Task requirements: The entries below must be retyped in full. Keep every word the same.

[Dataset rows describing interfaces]

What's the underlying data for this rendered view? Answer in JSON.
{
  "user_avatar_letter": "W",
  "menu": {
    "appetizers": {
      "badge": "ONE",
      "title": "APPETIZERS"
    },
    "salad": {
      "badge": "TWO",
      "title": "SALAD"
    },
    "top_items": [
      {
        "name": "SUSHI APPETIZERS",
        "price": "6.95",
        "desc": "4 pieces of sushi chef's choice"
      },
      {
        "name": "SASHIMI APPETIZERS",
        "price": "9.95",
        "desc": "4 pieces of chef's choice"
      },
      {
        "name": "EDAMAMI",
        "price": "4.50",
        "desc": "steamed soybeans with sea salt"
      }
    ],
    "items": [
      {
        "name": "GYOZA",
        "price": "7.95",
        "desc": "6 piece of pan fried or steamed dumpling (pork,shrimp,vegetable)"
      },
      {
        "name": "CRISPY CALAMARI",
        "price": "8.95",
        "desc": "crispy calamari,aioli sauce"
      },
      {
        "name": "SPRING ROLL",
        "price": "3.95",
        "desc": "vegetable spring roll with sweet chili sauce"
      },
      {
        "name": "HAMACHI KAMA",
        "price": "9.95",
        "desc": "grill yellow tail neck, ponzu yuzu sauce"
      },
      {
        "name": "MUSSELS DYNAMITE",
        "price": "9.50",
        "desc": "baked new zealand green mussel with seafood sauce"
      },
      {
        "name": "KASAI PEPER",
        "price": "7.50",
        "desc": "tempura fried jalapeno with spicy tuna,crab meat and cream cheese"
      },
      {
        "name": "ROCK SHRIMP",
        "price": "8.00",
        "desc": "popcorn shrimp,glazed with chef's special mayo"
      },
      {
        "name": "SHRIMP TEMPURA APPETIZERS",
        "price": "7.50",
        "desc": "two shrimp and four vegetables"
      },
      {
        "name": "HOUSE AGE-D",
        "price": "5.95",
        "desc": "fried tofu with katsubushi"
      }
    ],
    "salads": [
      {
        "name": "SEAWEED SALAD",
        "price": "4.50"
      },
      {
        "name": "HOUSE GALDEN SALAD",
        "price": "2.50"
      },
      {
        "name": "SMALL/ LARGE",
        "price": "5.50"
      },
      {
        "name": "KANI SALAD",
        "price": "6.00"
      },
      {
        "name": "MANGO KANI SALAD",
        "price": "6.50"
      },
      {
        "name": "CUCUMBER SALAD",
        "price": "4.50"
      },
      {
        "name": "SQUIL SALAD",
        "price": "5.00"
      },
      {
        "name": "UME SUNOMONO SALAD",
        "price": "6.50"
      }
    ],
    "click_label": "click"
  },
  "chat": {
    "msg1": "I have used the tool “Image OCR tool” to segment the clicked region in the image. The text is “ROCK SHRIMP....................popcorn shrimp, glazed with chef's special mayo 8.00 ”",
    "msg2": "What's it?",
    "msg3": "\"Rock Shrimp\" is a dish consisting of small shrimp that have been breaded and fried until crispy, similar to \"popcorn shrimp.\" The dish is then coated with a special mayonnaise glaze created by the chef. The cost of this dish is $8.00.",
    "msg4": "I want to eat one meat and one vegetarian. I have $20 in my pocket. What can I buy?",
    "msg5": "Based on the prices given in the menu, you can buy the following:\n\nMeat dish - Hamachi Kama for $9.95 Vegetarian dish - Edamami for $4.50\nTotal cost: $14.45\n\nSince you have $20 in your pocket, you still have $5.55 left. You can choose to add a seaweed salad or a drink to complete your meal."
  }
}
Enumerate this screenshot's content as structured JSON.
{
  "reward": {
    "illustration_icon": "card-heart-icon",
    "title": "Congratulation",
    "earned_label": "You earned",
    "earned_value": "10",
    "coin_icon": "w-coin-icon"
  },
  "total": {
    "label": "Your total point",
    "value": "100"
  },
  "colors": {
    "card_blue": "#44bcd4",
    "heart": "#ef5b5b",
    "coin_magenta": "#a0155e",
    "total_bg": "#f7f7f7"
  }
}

Response:
What's the underlying data for this rendered view? Answer in JSON.
{
  "user_avatar_letter": "W",
  "menu": {
    "appetizers": {
      "badge": "ONE",
      "title": "APPETIZERS"
    },
    "salad": {
      "badge": "TWO",
      "title": "SALAD"
    },
    "top_items": [
      {
        "name": "SUSHI APPETIZERS",
        "price": "6.95",
        "desc": "4 pieces of sushi chef's choice"
      },
      {
        "name": "SASHIMI APPETIZERS",
        "price": "9.95",
        "desc": "4 pieces of chef's choice"
      },
      {
        "name": "EDAMAMI",
        "price": "4.50",
        "desc": "steamed soybeans with sea salt"
      }
    ],
    "items": [
      {
        "name": "GYOZA",
        "price": "7.95",
        "desc": "6 piece of pan fried or steamed dumpling (pork,shrimp,vegetable)"
      },
      {
        "name": "CRISPY CALAMARI",
        "price": "8.95",
        "desc": "crispy calamari,aioli sauce"
      },
      {
        "name": "SPRING ROLL",
        "price": "3.95",
        "desc": "vegetable spring roll with sweet chili sauce"
      },
      {
        "name": "HAMACHI KAMA",
        "price": "9.95",
        "desc": "grill yellow tail neck, ponzu yuzu sauce"
      },
      {
        "name": "MUSSELS DYNAMITE",
        "price": "9.50",
        "desc": "baked new zealand green mussel with seafood sauce"
      },
      {
        "name": "KASAI PEPER",
        "price": "7.50",
        "desc": "tempura fried jalapeno with spicy tuna,crab meat and cream cheese"
      },
      {
        "name": "ROCK SHRIMP",
        "price": "8.00",
        "desc": "popcorn shrimp,glazed with chef's special mayo"
      },
      {
        "name": "SHRIMP TEMPURA APPETIZERS",
        "price": "7.50",
        "desc": "two shrimp and four vegetables"
      },
      {
        "name": "HOUSE AGE-D",
        "price": "5.95",
        "desc": "fried tofu with katsubushi"
      }
    ],
    "salads": [
      {
        "name": "SEAWEED SALAD",
        "price": "4.50"
      },
      {
        "name": "HOUSE GALDEN SALAD",
        "price": "2.50"
      },
      {
        "name": "SMALL/ LARGE",
        "price": "5.50"
      },
      {
        "name": "KANI SALAD",
        "price": "6.00"
      },
      {
        "name": "MANGO KANI SALAD",
        "price": "6.50"
      },
      {
        "name": "CUCUMBER SALAD",
        "price": "4.50"
      },
      {
        "name": "SQUIL SALAD",
        "price": "5.00"
      },
      {
        "name": "UME SUNOMONO SALAD",
        "price": "6.50"
      }
    ],
    "click_label": "click"
  },
  "chat": {
    "msg1": "I have used the tool “Image OCR tool” to segment the clicked region in the image. The text is “ROCK SHRIMP....................popcorn shrimp, glazed with chef's special mayo 8.00 ”",
    "msg2": "What's it?",
    "msg3": "\"Rock Shrimp\" is a dish consisting of small shrimp that have been breaded and fried until crispy, similar to \"popcorn shrimp.\" The dish is then coated with a special mayonnaise glaze created by the chef. The cost of this dish is $8.00.",
    "msg4": "I want to eat one meat and one vegetarian. I have $20 in my pocket. What can I buy?",
    "msg5": "Based on the prices given in the menu, you can buy the following:\n\nMeat dish - Hamachi Kama for $9.95 Vegetarian dish - Edamami for $4.50\nTotal cost: $14.45\n\nSince you have $20 in your pocket, you still have $5.55 left. You can choose to add a seaweed salad or a drink to complete your meal."
  }
}
Enumerate this screenshot's content as structured JSON.
{
  "reward": {
    "illustration_icon": "card-heart-icon",
    "title": "Congratulation",
    "earned_label": "You earned",
    "earned_value": "10",
    "coin_icon": "w-coin-icon"
  },
  "total": {
    "label": "Your total point",
    "value": "100"
  },
  "colors": {
    "card_blue": "#44bcd4",
    "heart": "#ef5b5b",
    "coin_magenta": "#a0155e",
    "total_bg": "#f7f7f7"
  }
}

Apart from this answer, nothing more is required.